Over 90% of Japan’s basic energy needs are supplied by the Middle East, with LNG accounting for almost 24% of the total energy package, according to government data.
The dependance escalated when Japan’s Fukushima nuclear plant was hit in an earthquake and tsunami in 2011. Other Japanese reactors were soon shut down.
Japan was the largest importer of LNG in the world, approximately 22% of the total market, until 2021, the U.S. Energy Information Administration reported. LNG is basically applied to generating electricity; furthermore, it has uses in houses for heating and cooking.
Since Russia supplies less than 10% of Japan’s LNG, the country can find other sources.
Recently, Asia LNG spot prices rose to a record, over $59 per million British thermal units (MMBtu) against less than $3 per MMBtu prior to the pandemic era.
With more leeway in its crude supply, according to Japan’s top refiners, the country can find substitute sources in the world’s spot market as Russian crude is dropped following the invasion. Russia supplies less than 4% of the country’s overall energy imports.

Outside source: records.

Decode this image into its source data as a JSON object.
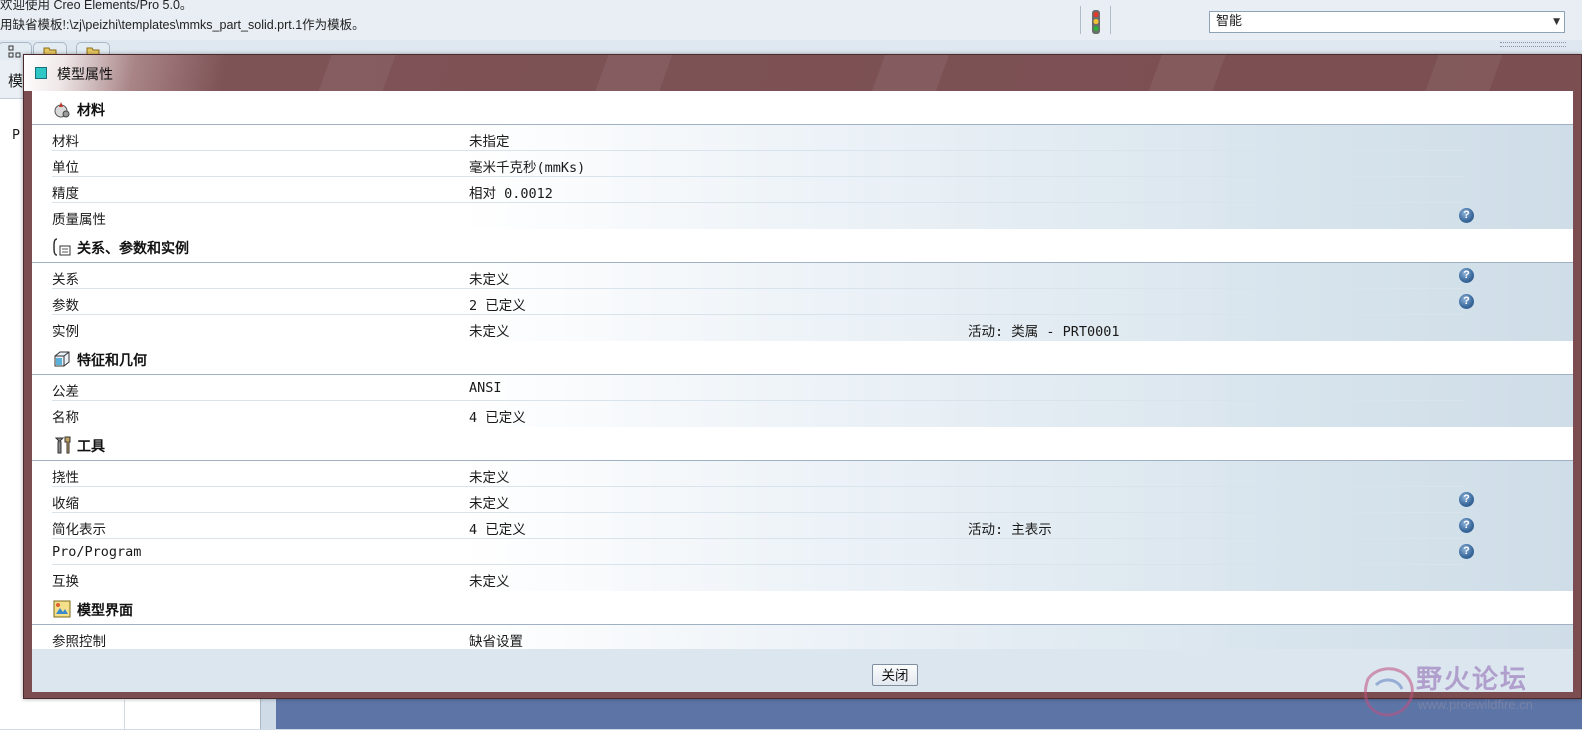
{
  "app": {
    "message_line1": "欢迎使用 Creo Elements/Pro 5.0。",
    "message_line2": "用缺省模板!:\\zj\\peizhi\\templates\\mmks_part_solid.prt.1作为模板。",
    "filter_select": "智能",
    "left_panel_header": "模",
    "tree_root": "P"
  },
  "dialog": {
    "title": "模型属性",
    "close_label": "关闭",
    "sections": [
      {
        "title": "材料",
        "icon": "material-icon",
        "rows": [
          {
            "label": "材料",
            "value": "未指定",
            "active": "",
            "help": false
          },
          {
            "label": "单位",
            "value": "毫米千克秒(mmKs)",
            "active": "",
            "help": false
          },
          {
            "label": "精度",
            "value": "相对 0.0012",
            "active": "",
            "help": false
          },
          {
            "label": "质量属性",
            "value": "",
            "active": "",
            "help": true
          }
        ]
      },
      {
        "title": "关系、参数和实例",
        "icon": "relations-icon",
        "rows": [
          {
            "label": "关系",
            "value": "未定义",
            "active": "",
            "help": true
          },
          {
            "label": "参数",
            "value": "2 已定义",
            "active": "",
            "help": true
          },
          {
            "label": "实例",
            "value": "未定义",
            "active": "活动: 类属 - PRT0001",
            "help": false
          }
        ]
      },
      {
        "title": "特征和几何",
        "icon": "feature-geometry-icon",
        "rows": [
          {
            "label": "公差",
            "value": "ANSI",
            "active": "",
            "help": false
          },
          {
            "label": "名称",
            "value": "4 已定义",
            "active": "",
            "help": false
          }
        ]
      },
      {
        "title": "工具",
        "icon": "tools-icon",
        "rows": [
          {
            "label": "挠性",
            "value": "未定义",
            "active": "",
            "help": false
          },
          {
            "label": "收缩",
            "value": "未定义",
            "active": "",
            "help": true
          },
          {
            "label": "简化表示",
            "value": "4 已定义",
            "active": "活动: 主表示",
            "help": true
          },
          {
            "label": "Pro/Program",
            "value": "",
            "active": "",
            "help": true
          },
          {
            "label": "互换",
            "value": "未定义",
            "active": "",
            "help": false
          }
        ]
      },
      {
        "title": "模型界面",
        "icon": "model-interface-icon",
        "rows": [
          {
            "label": "参照控制",
            "value": "缺省设置",
            "active": "",
            "help": false
          }
        ]
      }
    ]
  },
  "watermark": {
    "text": "野火论坛",
    "url": "www.proewildfire.cn"
  },
  "colors": {
    "title_bar": "#7b4d50",
    "help_icon": "#3d6c9f",
    "section_rule": "#9fb1c2"
  }
}
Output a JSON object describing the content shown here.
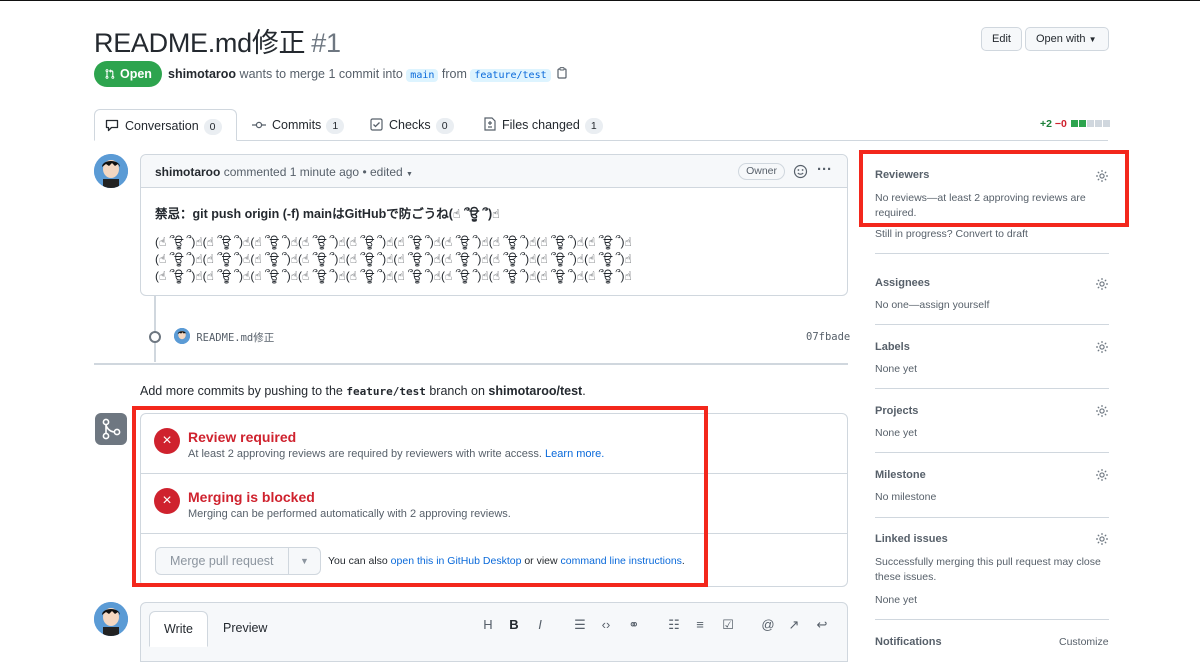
{
  "header": {
    "title": "README.md修正",
    "number": "#1",
    "edit_label": "Edit",
    "open_with_label": "Open with"
  },
  "status": {
    "state": "Open",
    "author": "shimotaroo",
    "action": "wants to merge 1 commit into",
    "base_branch": "main",
    "from": "from",
    "head_branch": "feature/test"
  },
  "tabs": [
    {
      "label": "Conversation",
      "count": "0"
    },
    {
      "label": "Commits",
      "count": "1"
    },
    {
      "label": "Checks",
      "count": "0"
    },
    {
      "label": "Files changed",
      "count": "1"
    }
  ],
  "diffstat": {
    "additions": "+2",
    "deletions": "−0"
  },
  "comment": {
    "author": "shimotaroo",
    "action": "commented 1 minute ago",
    "edited": "• edited",
    "badge": "Owner",
    "line1": "禁忌：git push origin (-f) mainはGitHubで防ごうね(☝ ՞ਊ ՞)☝",
    "line2": "(☝ ՞ਊ ՞)☝(☝ ՞ਊ ՞)☝(☝ ՞ਊ ՞)☝(☝ ՞ਊ ՞)☝(☝ ՞ਊ ՞)☝(☝ ՞ਊ ՞)☝(☝ ՞ਊ ՞)☝(☝ ՞ਊ ՞)☝(☝ ՞ਊ ՞)☝(☝ ՞ਊ ՞)☝",
    "line3": "(☝ ՞ਊ ՞)☝(☝ ՞ਊ ՞)☝(☝ ՞ਊ ՞)☝(☝ ՞ਊ ՞)☝(☝ ՞ਊ ՞)☝(☝ ՞ਊ ՞)☝(☝ ՞ਊ ՞)☝(☝ ՞ਊ ՞)☝(☝ ՞ਊ ՞)☝(☝ ՞ਊ ՞)☝",
    "line4": "(☝ ՞ਊ ՞)☝(☝ ՞ਊ ՞)☝(☝ ՞ਊ ՞)☝(☝ ՞ਊ ՞)☝(☝ ՞ਊ ՞)☝(☝ ՞ਊ ՞)☝(☝ ՞ਊ ՞)☝(☝ ՞ਊ ՞)☝(☝ ՞ਊ ՞)☝(☝ ՞ਊ ՞)☝"
  },
  "commit": {
    "message": "README.md修正",
    "sha": "07fbade"
  },
  "hint": {
    "prefix": "Add more commits by pushing to the",
    "branch": "feature/test",
    "middle": "branch on",
    "repo": "shimotaroo/test",
    "suffix": "."
  },
  "merge": {
    "review_title": "Review required",
    "review_desc": "At least 2 approving reviews are required by reviewers with write access.",
    "learn_more": "Learn more.",
    "blocked_title": "Merging is blocked",
    "blocked_desc": "Merging can be performed automatically with 2 approving reviews.",
    "button": "Merge pull request",
    "alt_prefix": "You can also",
    "alt_link1": "open this in GitHub Desktop",
    "alt_middle": "or view",
    "alt_link2": "command line instructions",
    "alt_suffix": "."
  },
  "editor": {
    "write": "Write",
    "preview": "Preview"
  },
  "sidebar": {
    "reviewers": {
      "title": "Reviewers",
      "value": "No reviews—at least 2 approving reviews are required.",
      "extra": "Still in progress? Convert to draft"
    },
    "assignees": {
      "title": "Assignees",
      "value": "No one—assign yourself"
    },
    "labels": {
      "title": "Labels",
      "value": "None yet"
    },
    "projects": {
      "title": "Projects",
      "value": "None yet"
    },
    "milestone": {
      "title": "Milestone",
      "value": "No milestone"
    },
    "linked": {
      "title": "Linked issues",
      "value": "Successfully merging this pull request may close these issues.",
      "extra": "None yet"
    },
    "notifications": {
      "title": "Notifications",
      "action": "Customize"
    }
  },
  "colors": {
    "open_green": "#2da44e",
    "danger_red": "#cf222e",
    "highlight_red": "#f3271c",
    "link_blue": "#0969da"
  }
}
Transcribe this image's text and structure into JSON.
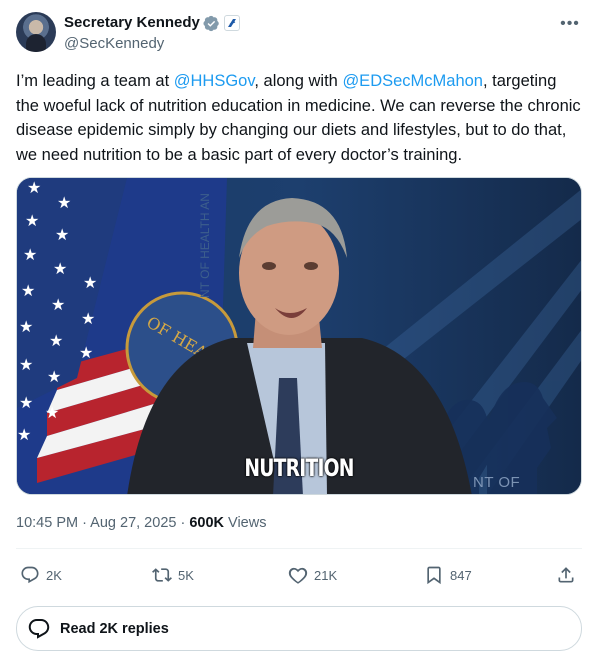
{
  "author": {
    "display_name": "Secretary Kennedy",
    "handle": "@SecKennedy"
  },
  "tweet": {
    "text_parts": [
      "I’m leading a team at ",
      "@HHSGov",
      ", along with ",
      "@EDSecMcMahon",
      ", targeting the woeful lack of nutrition education in medicine. We can reverse the chronic disease epidemic simply by changing our diets and lifestyles, but to do that, we need nutrition to be a basic part of every doctor’s training."
    ]
  },
  "media": {
    "caption": "NUTRITION",
    "wall_text": "NT OF HEALTH",
    "wall_text_vertical": "NT OF HEALTH AN",
    "seal_text": "OF HEA"
  },
  "meta": {
    "time": "10:45 PM",
    "separator": " · ",
    "date": "Aug 27, 2025",
    "separator2": " · ",
    "views_count": "600K",
    "views_label": " Views"
  },
  "actions": {
    "replies": "2K",
    "reposts": "5K",
    "likes": "21K",
    "bookmarks": "847"
  },
  "read_replies_label": "Read 2K replies",
  "colors": {
    "accent": "#1d9bf0",
    "secondary_text": "#536471",
    "border": "#cfd9de"
  },
  "icons": [
    "verified-badge-icon",
    "government-affiliation-icon",
    "more-icon",
    "reply-icon",
    "repost-icon",
    "like-icon",
    "bookmark-icon",
    "share-icon",
    "speech-bubble-icon"
  ]
}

Higher LNG prices have affected households’ electricity bills in Japan, intensifying inflationary pressures.